Harold pursued his quest, often adding new agents that came with promising stories. One year later, Harold eagerly got another heart scan, certain that his extraordinary efforts were sure to yield a dramatic drop in his heart scan score. The score: 1372, a 37% increase.
Harold was thousands of dollars poorer and several steps closer to taking the plunge, allowing a potentially fatal disease to cut his life short.
The message: There's no need to re-invent the wheel. There are no top-secret ways to control risk for heart disease and seize better control over atherosclerotic plaque. There are plenty of people, however, willing to take your money.
Don't neglect the basics. You can't do calculus until you learn how to add, subtract, and divide. Correct basic cholesterol numbers such as high LDL cholesterol or low HDL cholesterol, as well as high triglycerides. (In our coronary plaque reversal program, we advocate achieving 60-60-60 in basic lipids: LDL 60 mg/dl, HDL 60 mg/dl, triglycerides 60 mg/dl.) Correct blood pressure and blood sugar; identify hidden lipoprotein patterns like small LDL and Lp(a); reducing weight to ideal weight, and taking fish oil for omega-3 fatty acid supplementation are additional important strategies.
Most recently, the addition of vitamin D (we try and achieve blood levels to 50-70 ng/ml) is proving to be a powerful facilitator of correcting cholesterol patterns, reducing blood pressure, and reducing blood sugars. It has jumped to the top of our list of strategies to use to gain control over risk for heart attack and progressive heart disease.

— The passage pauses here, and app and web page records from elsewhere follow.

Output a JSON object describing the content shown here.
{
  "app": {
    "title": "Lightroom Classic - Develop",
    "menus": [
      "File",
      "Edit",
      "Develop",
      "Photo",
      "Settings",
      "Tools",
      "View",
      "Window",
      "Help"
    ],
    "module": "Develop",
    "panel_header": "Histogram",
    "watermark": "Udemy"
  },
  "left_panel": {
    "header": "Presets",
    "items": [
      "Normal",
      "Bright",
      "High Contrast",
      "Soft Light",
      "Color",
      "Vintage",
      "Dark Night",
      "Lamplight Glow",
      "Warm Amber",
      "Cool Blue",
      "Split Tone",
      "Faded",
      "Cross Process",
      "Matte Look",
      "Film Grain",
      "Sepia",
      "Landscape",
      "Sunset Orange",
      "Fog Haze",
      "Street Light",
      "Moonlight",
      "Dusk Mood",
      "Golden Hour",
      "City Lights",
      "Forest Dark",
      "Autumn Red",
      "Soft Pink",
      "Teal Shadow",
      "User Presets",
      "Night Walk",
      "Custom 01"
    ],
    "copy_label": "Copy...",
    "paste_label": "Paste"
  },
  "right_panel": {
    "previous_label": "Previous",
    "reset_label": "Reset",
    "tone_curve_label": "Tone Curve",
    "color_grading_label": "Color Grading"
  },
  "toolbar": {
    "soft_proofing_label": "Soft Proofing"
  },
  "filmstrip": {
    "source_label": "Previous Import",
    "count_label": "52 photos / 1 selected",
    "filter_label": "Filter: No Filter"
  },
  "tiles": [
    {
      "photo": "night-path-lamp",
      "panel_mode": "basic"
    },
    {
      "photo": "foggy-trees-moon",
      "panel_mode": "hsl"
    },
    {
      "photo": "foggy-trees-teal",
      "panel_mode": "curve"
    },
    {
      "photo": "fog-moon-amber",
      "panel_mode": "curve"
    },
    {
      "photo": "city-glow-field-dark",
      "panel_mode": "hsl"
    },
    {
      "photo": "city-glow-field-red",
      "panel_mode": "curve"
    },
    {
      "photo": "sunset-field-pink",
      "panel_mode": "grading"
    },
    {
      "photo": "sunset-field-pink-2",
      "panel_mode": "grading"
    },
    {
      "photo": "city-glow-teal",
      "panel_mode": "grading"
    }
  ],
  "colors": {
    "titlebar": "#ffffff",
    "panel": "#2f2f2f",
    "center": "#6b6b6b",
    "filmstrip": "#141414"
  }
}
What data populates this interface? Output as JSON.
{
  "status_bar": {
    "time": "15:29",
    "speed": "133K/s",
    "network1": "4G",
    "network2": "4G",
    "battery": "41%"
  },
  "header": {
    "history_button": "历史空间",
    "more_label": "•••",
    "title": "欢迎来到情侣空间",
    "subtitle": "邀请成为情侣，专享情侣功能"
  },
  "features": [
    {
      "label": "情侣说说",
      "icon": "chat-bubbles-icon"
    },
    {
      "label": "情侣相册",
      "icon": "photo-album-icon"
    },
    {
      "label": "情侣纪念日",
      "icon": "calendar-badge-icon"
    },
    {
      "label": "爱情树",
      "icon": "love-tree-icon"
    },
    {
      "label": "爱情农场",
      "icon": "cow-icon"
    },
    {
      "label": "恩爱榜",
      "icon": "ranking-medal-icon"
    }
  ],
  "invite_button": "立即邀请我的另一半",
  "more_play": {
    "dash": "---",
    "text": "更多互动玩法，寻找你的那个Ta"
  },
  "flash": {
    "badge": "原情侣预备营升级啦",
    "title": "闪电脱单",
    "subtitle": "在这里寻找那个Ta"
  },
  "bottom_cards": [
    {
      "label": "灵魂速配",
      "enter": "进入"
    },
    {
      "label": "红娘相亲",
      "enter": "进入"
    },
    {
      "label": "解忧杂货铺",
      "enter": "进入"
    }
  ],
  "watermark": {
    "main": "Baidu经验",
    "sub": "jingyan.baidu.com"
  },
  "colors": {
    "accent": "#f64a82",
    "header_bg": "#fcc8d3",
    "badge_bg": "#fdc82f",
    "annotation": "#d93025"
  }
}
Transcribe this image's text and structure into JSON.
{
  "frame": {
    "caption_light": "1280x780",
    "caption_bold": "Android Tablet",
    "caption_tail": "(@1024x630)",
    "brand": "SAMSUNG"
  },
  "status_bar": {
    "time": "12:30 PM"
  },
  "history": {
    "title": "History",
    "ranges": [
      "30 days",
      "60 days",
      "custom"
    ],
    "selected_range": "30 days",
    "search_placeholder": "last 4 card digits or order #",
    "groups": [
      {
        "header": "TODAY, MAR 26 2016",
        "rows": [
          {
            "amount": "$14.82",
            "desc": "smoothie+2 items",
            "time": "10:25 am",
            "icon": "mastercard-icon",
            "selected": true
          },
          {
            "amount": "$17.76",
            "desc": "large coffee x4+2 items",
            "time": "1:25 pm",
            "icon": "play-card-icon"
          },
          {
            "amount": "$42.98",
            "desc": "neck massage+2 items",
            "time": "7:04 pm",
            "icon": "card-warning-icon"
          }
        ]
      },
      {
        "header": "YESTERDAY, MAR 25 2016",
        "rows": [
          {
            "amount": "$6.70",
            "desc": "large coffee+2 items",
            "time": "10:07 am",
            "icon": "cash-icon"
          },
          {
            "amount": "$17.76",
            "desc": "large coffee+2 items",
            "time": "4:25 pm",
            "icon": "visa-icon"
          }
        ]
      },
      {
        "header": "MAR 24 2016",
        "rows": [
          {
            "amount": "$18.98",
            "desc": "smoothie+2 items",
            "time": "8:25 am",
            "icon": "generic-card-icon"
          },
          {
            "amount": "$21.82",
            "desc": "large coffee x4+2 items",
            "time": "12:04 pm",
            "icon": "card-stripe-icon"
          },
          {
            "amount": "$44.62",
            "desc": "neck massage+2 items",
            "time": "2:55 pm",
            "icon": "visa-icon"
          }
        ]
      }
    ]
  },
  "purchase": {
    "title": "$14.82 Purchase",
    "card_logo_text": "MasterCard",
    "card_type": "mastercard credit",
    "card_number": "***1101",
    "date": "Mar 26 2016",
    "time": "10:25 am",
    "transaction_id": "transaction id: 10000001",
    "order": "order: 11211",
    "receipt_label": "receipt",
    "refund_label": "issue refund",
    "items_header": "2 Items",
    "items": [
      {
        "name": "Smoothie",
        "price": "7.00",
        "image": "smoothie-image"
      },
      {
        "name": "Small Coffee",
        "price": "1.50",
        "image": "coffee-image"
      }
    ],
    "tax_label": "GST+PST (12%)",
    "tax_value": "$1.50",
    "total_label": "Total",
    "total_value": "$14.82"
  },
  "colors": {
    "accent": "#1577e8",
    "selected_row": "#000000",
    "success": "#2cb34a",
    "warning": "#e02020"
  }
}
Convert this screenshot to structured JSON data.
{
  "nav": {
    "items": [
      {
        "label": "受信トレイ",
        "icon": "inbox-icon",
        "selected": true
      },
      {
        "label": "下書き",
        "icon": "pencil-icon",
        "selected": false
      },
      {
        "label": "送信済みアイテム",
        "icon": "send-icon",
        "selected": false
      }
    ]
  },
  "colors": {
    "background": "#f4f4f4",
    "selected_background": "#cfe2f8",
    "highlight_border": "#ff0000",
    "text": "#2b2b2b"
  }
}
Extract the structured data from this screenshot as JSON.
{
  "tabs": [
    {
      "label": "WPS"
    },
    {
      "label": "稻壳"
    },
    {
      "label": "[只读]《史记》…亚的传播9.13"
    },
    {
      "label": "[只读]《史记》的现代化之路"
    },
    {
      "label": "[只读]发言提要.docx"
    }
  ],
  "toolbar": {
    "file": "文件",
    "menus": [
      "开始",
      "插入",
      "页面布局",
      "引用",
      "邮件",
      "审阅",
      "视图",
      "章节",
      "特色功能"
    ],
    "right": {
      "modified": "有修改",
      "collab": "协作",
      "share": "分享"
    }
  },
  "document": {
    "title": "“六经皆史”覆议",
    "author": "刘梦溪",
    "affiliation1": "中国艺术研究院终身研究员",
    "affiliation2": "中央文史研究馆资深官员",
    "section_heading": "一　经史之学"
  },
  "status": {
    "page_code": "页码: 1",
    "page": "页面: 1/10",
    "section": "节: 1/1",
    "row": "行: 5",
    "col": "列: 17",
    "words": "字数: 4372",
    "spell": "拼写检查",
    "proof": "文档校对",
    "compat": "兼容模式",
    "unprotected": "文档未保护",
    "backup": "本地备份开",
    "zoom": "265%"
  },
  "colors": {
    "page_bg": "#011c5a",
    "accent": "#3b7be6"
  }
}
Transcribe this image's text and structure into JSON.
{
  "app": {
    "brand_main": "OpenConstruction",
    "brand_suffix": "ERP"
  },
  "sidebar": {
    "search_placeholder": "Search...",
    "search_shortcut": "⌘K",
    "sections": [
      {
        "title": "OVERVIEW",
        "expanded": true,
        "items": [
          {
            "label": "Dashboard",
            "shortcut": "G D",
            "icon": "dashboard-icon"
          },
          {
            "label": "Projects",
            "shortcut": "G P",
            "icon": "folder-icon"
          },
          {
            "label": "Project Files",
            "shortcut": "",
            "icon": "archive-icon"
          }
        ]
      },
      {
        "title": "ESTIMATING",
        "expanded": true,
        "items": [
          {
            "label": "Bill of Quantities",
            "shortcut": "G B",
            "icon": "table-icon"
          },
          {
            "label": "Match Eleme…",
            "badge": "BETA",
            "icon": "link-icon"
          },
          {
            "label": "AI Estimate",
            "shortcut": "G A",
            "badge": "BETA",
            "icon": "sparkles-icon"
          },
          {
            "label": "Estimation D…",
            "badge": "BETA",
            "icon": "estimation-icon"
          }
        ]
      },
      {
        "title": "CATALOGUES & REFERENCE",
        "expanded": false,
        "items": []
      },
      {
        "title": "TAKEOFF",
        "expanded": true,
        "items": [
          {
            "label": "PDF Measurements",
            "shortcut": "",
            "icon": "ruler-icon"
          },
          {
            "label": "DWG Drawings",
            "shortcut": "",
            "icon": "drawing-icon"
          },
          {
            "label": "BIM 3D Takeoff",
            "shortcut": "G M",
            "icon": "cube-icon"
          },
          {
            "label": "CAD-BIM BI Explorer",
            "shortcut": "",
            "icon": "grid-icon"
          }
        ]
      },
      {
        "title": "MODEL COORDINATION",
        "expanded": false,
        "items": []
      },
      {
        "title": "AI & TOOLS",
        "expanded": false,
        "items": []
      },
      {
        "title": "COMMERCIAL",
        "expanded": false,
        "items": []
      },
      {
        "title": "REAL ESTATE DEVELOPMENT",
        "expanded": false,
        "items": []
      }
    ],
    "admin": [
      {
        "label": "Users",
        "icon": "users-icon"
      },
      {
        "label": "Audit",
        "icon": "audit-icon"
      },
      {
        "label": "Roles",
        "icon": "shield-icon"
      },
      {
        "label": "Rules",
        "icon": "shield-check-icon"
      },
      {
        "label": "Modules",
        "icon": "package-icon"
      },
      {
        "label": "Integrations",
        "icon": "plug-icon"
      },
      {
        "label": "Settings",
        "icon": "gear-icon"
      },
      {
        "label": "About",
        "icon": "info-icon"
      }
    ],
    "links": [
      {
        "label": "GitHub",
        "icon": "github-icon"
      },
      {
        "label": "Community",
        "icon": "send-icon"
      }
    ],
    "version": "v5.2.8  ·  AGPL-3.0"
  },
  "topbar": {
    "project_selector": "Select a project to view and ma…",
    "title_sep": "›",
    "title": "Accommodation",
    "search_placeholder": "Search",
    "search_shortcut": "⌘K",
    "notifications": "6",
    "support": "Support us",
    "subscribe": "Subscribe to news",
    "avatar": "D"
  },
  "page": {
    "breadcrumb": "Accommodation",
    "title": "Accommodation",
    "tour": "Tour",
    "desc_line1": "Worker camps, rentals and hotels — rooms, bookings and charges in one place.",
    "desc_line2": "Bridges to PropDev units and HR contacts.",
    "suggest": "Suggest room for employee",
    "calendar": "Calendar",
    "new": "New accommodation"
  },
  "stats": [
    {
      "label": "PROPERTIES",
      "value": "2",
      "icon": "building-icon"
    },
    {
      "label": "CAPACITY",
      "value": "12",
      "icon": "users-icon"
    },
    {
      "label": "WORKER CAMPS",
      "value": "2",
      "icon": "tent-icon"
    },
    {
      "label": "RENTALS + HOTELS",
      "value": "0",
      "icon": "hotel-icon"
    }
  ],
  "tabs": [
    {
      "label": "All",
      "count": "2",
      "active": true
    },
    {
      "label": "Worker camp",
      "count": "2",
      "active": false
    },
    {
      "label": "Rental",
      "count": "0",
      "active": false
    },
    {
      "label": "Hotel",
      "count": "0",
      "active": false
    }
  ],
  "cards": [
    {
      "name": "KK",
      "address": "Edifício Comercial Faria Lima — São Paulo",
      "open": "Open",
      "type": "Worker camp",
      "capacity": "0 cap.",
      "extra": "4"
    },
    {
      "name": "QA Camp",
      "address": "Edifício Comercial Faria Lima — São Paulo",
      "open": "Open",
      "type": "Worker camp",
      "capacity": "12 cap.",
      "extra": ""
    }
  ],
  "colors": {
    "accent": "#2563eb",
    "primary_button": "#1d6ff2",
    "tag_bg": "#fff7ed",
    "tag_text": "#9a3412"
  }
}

Harold would have been far more likely to have slowed or stopped the increase in his heart scan score following this approach than the mis-guided advice he received. (Harold's failure does not necessarily mean that all the supplements he used were worthless-he was just using many of them for the wrong purpose.)
You don't need to waste your time with the rants of some supplement-hawker eager to sell you the next cure for heart disease. I'm often amazed at the number of people who claim to have the next secret cure for heart disease, yet have never even taken care of someone with heart disease. Would you allow someone to try and repair your car if they've never actually laid their hands on an engine before? Then why would you entrust such a person with your health?